Baryshnikov Arts Center Jerome Robbins Theater 450 West 37th Street
Alexander Scriabin: Vers la flamme, Opus 72 – Quatre préludes, Opus 22 – Feuillet d’album in F-sharp major, Opus Post. – Etudes, Opus 6 – Désir – Caresse dansée – Rêverie – Danse languide – Nuances – Fragilité – Valse in A-flat major – Feuillet d’album, Opus 58 – Poème fantastique, Opus 45, No 2 – Masque – Etrangeté, Opus 63 No 1 & No 2 – Poème languide, Opus 52, No 3 – Poème ailé, Opus 51, No. 3 – Sonata No. 4 in F-sharp major, Opus 30
Eteri Andjaparidze (Piano), Jennifer Tipton (Lighting)
J. Tipton lighting (© Coco T. Dawg)
Alexander Scriabin–composer, pianist, mystic, futurist–might have loved having a lighting designer for an hour of his music. For Scriabin was equally noted for his synaesthesia.
Like his colleague Rimski-Korsakov, Scriabin had no choice but to hear colors and see music. In the world of Scriabin, the first measures of The International in C Major, would be painted Orange-Rose, Red, Bluish-White, Yellow-Brilliant, Red, Orange-Rose, Bluish-White, Green, Red etc.
Not that the composer was interested in the toils of Russia during the beginning of the 20th Century. He cared less about “the wretched of the earth” than the “angels of the air.” Concertizing throughout Europe, he wrote and played endlessly, but his heart belonged to “The Mystery.” The world would come to an end, he would be the new Messiah, and material things would be transmuted into a Supreme Consciousness. Whew!
Alas, the best laid plans of mystics and Messiahs can come to an unprepossessing finish. Scriabin died of a lip infection. If only he had lived until the Age of Chapstick... But that is another story.
During his earthly life, though, Scriabin put his playing to good use. And the uninterrupted hour of piano music played by the Georgian-born Eteri Andjaparidze showed what a wonderful pianist–without affecation, without undue precious moments for the early works or jumpy operatic leaps for the later mystical pieces–could show about the composer.
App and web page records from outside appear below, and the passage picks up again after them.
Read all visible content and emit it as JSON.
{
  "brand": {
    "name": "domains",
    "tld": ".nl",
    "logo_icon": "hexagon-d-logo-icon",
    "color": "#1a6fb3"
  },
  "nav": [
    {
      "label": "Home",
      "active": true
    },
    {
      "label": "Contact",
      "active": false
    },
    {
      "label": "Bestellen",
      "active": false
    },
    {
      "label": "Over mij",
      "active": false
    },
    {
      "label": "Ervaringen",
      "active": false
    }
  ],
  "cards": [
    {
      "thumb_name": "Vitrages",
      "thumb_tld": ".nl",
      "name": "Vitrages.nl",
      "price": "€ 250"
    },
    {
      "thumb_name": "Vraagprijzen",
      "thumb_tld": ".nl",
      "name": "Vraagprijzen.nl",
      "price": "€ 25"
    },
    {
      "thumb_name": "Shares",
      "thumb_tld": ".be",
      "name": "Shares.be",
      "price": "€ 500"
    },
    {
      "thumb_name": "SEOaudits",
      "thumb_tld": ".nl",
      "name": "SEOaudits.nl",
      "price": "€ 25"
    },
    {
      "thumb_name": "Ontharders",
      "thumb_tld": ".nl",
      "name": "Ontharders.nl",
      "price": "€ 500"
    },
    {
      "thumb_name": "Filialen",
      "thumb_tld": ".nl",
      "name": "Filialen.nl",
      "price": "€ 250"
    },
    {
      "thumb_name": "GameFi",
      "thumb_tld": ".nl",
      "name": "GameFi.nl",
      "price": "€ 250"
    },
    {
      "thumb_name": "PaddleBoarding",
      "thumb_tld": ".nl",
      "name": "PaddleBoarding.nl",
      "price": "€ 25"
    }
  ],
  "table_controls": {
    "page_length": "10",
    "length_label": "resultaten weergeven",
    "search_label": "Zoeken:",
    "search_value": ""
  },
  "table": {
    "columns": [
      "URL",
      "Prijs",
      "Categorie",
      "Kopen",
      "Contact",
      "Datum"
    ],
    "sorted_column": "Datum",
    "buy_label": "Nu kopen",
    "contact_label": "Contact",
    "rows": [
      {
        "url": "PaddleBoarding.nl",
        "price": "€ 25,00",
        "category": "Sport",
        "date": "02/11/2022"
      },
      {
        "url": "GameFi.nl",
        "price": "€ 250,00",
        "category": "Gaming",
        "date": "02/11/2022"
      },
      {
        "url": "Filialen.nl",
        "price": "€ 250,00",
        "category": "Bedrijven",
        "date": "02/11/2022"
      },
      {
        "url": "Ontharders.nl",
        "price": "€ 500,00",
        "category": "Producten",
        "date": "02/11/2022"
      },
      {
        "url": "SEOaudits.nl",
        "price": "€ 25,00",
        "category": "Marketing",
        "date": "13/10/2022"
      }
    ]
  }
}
Scriabin did get his lighting, but Jennifer Tipton, working with subtle color variations on huge globes on the screen, ignored the Scriabin dicta and vaguely paralleled some of the emotions of the work. For the sake of the music, it was restful, not distracting and gave Ms. Andjaparidze the chance to show her artistry of the night.
E. Andjaparidze (© Courtesy of the Artist)
She is an undoubted artist, with apparently scrupulous attention to Scriabin’s meticulous descriptions of the music.
When thinking Scriabin, one inevitably thinks Vladimir Horowitz: playing with panache, with glitter, with the sense that this music is to attract listeners, rather than move them. Ms. Andjaparidze played the first work–that emotion-filled Towards the Flame–with that kind of urgency, that kind of emotion. She played the final movement of the Fourth Sonata with such dazzling brilliance that it was actually elating.
The rest of the program, though, mainly with works which were unfamiliar to me, mainly pieces from both the early and later periods, had a unity, an understated beauty, and a realization that Scriabin was very much a figure of the Nineteenth Century.
Listening to an hour of Scriabin (and that hour passed by all too swiftly), one realizes that, despite his zeitgeist of Theosophical thinking, he had musically come at the wrong time. The “mystic” chords could have come from Tristan, the melodies from Chopin, the poetic form from Liszt, the harmonies from Debussy or Ravel. Had he lived longer, he might have become a Russian atonalist.
In other words, Scriabin hovered over a boiling pot of influences, sniffing up the aromas, adding his own perfumes, and making his own statement.
Certain composers, Liszt being the prime example, have been rediscovered these past decades, looking through the vulgarities, to find a truly great musician. After Ms. Andjaparidze’s attractive concert, one doubts that Scriabin will ever have the same renaissance. Within those limits, though, he is still an attractive and certainly unique composer.